(Data about app and page elements)
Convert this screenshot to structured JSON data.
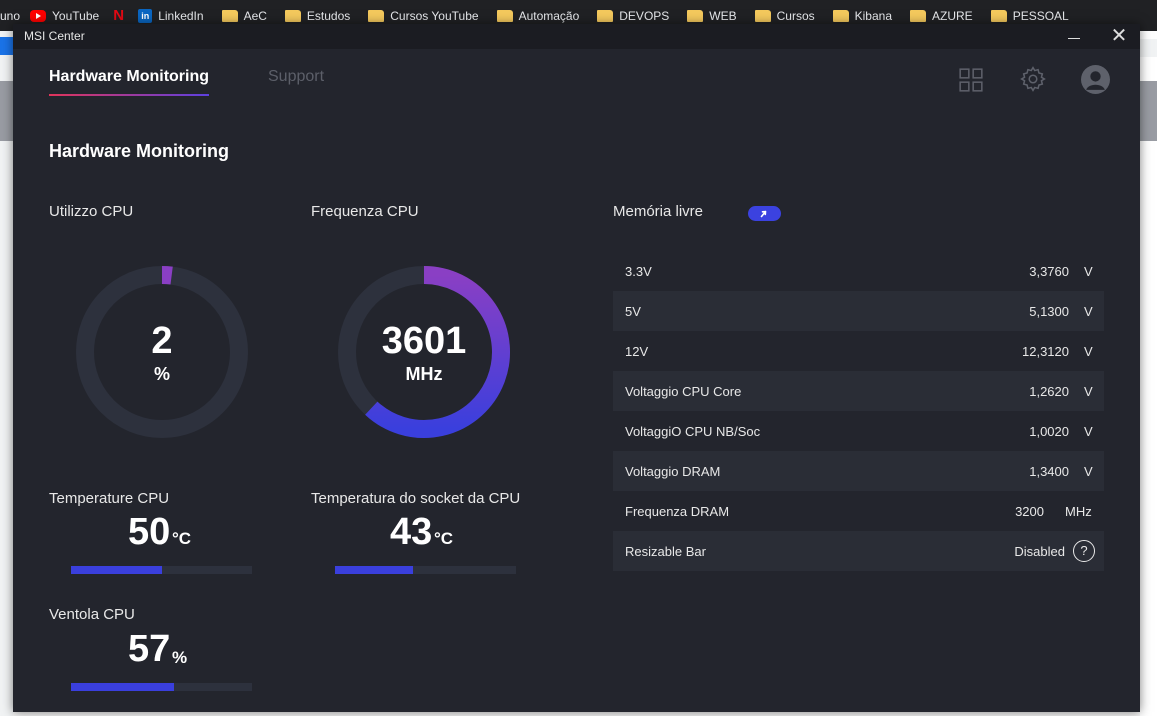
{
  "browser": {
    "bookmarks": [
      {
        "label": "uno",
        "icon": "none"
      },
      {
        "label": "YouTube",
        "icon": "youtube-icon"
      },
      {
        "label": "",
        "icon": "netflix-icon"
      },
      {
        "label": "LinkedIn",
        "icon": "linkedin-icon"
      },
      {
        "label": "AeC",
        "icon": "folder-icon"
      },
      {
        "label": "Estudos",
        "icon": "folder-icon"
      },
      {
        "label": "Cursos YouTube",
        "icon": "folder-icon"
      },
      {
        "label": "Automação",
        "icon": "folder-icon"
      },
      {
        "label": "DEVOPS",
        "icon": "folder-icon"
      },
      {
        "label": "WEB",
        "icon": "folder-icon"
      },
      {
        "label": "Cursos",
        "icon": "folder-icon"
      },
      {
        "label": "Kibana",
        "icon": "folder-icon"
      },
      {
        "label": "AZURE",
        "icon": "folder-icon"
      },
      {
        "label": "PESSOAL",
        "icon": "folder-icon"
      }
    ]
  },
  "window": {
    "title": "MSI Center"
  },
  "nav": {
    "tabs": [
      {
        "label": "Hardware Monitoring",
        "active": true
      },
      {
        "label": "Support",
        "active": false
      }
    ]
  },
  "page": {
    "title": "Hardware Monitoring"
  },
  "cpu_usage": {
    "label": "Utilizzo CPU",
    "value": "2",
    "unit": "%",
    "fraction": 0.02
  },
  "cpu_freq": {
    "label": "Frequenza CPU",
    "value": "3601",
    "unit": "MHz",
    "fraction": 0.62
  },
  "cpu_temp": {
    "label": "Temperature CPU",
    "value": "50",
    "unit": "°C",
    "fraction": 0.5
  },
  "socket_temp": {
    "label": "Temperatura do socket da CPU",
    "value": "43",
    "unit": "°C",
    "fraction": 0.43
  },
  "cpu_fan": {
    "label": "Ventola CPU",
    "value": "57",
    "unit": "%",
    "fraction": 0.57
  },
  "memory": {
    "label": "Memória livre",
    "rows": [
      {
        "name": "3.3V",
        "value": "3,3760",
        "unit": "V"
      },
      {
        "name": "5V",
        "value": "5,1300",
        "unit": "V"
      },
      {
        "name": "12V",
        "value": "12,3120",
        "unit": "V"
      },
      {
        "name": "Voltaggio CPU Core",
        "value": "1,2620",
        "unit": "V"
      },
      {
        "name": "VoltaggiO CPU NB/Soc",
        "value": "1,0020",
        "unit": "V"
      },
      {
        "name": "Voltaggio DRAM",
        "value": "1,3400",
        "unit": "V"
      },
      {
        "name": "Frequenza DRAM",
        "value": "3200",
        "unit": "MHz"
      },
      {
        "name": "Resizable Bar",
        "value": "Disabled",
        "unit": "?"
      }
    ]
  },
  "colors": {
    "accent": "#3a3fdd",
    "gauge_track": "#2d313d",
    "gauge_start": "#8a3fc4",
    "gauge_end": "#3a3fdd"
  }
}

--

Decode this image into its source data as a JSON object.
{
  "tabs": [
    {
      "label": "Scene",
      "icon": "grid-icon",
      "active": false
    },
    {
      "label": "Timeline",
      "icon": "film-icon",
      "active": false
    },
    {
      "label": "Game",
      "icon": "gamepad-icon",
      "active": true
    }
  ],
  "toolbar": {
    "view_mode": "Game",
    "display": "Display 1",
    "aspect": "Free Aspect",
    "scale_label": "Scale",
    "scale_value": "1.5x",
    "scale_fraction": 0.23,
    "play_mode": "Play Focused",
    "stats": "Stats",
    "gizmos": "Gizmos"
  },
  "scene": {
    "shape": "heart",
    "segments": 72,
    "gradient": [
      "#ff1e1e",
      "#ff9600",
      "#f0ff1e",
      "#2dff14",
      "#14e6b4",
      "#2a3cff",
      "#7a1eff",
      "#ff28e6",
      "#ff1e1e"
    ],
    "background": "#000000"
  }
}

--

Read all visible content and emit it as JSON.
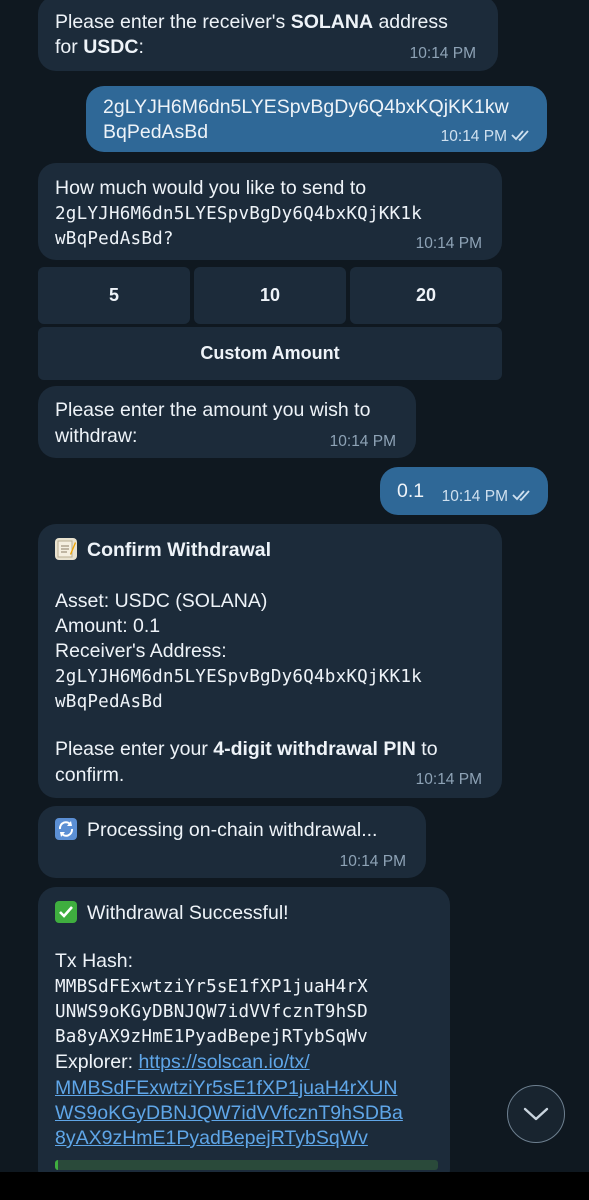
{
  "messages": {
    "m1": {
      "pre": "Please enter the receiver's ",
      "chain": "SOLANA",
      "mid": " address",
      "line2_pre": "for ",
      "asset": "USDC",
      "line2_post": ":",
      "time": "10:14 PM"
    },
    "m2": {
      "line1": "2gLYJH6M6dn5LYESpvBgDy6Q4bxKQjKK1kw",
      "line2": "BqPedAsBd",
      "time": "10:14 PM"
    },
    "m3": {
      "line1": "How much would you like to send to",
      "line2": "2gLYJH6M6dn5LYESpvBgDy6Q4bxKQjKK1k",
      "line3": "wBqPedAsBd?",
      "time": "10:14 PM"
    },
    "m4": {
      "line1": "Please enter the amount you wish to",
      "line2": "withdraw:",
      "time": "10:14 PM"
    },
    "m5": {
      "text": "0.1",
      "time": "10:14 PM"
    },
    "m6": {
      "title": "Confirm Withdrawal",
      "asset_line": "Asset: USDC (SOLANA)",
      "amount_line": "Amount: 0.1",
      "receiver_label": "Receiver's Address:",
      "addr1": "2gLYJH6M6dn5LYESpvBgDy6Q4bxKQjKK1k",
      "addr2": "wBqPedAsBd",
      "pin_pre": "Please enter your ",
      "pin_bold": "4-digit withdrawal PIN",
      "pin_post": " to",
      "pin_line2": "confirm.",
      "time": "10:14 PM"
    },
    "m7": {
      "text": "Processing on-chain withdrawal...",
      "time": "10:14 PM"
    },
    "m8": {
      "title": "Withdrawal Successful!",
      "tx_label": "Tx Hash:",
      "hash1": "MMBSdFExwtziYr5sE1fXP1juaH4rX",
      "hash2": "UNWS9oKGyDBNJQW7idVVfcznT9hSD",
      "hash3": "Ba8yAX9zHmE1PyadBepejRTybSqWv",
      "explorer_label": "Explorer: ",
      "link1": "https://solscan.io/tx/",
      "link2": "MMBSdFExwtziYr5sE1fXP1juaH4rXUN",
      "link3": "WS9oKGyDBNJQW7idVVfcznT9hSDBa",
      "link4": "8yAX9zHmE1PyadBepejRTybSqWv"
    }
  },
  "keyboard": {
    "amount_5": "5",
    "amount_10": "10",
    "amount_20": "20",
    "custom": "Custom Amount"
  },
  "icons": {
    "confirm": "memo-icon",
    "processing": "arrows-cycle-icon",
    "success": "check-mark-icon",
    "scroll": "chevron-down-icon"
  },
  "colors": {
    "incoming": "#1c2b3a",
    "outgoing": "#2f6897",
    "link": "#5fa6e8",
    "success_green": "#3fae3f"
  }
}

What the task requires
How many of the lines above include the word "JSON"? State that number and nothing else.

Exercise output
3